5. Again, I am writing to you on the rise and progress of religion in the soul. Then, after the prodigal came to himself, he responded by making a resolution, saying: I will arise and go to my father... (Luke 15:18). Going to his father meant leaving the pig pen—and the environment of the pig pen with its filth and stench—and joining a new group of people with a different lifestyle, a different orientation, even different clothing. It meant new life. The young man made a resolution. But notice that the mere existence of that resolution did not move his father. The father continued to wait for the resolution to be turned into action.
6. The son arose and went to his father. This is repentance and nothing short of it. What moved the father was when his son took the first steps away from the pig pen toward the father’s house. Stop talking about getting religious—do it. Until you do it, nothing will happen: ...turn to God, and do works befitting repentance (Acts 26:20). Some of these works include praying, reading your Bible, helping people, doing the right things such as preferring others over yourself and giving money to the work of God. In other words, when you start moving, these are works of repentance. God takes notice and He will start moving toward you even while you are still a far way off. He can see you from a distance. But when he was still a great way off, his father saw him and had compassion, and ran and fell on his neck and kissed him. In other words, as soon as you start moving towards your heavenly Father, He will start doing something to you, and with you, and for you. Again, do the works of repentance. To your heavenly Father, it is not what you are thinking, but where your feet are pointing that carries the weight. Yes, praise God, as soon as you are moving towards the Father’s house, He will run, not walk, but run to meet you.
Notice also something conspicuously absent in this meeting of the prodigal with his father: there is no lecture by the father, no rubbing in of the son’s guilt. No matter what was done in the past, it is now time only for love. Accept your heavenly Father’s love, forgiveness and forgetfulness of where you have been and what you have done. As your heavenly Father forgives and forgets, so you must also forgive, forget and move on with Him.
The son got new shoes, a ring, a new robe and feasting. The father has the same things for all of us who come home. We know this from Jesus’ preface to this parable: Likewise, I say to you, there is joy in the presence of the angels of God over one sinner who repents (Luke 15:10). Everyone coming in gets a new set of garments, new shoes for the preparation of the gospel of peace, a ring as a sign of his covenant with his Father and a robe of righteousness.
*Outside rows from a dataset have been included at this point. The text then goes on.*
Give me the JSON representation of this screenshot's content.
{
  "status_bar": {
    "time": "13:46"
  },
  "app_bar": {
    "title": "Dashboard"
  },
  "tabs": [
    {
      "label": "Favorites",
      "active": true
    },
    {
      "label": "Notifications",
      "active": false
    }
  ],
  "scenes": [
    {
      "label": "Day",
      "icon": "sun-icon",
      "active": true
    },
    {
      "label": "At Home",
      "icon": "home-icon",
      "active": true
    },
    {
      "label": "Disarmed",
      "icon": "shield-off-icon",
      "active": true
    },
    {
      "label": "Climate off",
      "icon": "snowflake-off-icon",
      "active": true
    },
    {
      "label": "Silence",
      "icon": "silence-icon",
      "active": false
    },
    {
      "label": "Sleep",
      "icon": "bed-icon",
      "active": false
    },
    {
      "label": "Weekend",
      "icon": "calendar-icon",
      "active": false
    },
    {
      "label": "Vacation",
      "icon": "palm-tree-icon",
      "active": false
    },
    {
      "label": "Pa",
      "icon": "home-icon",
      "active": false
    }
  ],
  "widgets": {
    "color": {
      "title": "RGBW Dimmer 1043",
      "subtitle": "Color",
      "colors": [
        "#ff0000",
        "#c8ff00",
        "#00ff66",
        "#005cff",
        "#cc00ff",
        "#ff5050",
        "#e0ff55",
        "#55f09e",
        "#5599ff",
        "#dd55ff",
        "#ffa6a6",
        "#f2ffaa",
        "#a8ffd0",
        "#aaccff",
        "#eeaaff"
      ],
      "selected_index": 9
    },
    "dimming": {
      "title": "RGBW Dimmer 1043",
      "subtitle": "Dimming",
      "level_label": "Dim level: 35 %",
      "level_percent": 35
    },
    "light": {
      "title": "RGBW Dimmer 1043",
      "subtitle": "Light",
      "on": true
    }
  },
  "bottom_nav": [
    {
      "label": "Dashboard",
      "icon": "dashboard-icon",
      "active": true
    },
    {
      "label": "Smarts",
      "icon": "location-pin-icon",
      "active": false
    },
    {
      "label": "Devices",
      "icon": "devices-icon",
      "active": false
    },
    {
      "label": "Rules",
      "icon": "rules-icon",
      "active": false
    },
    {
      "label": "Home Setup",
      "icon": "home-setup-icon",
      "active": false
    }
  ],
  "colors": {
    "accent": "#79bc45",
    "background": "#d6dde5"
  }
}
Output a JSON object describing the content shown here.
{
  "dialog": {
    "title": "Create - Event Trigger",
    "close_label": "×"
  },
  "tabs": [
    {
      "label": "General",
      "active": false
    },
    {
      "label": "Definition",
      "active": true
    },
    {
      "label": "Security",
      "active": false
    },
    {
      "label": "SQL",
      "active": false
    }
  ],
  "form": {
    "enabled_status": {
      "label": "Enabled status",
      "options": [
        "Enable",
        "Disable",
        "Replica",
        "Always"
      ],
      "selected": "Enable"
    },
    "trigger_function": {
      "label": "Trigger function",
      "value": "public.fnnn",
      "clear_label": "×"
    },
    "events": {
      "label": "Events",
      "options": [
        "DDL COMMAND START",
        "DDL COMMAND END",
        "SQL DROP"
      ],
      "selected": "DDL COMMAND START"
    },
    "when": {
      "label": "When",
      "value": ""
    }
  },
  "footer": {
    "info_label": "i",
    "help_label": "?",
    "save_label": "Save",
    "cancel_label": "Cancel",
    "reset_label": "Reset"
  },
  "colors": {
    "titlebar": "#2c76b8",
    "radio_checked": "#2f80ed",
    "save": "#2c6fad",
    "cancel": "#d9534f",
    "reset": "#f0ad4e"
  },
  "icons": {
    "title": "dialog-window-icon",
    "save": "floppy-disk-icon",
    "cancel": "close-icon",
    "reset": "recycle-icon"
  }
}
If you are not home, beloved friend, your heavenly Father is waiting for you. And it is no secret what God can do—what He has done for others, He can do for you.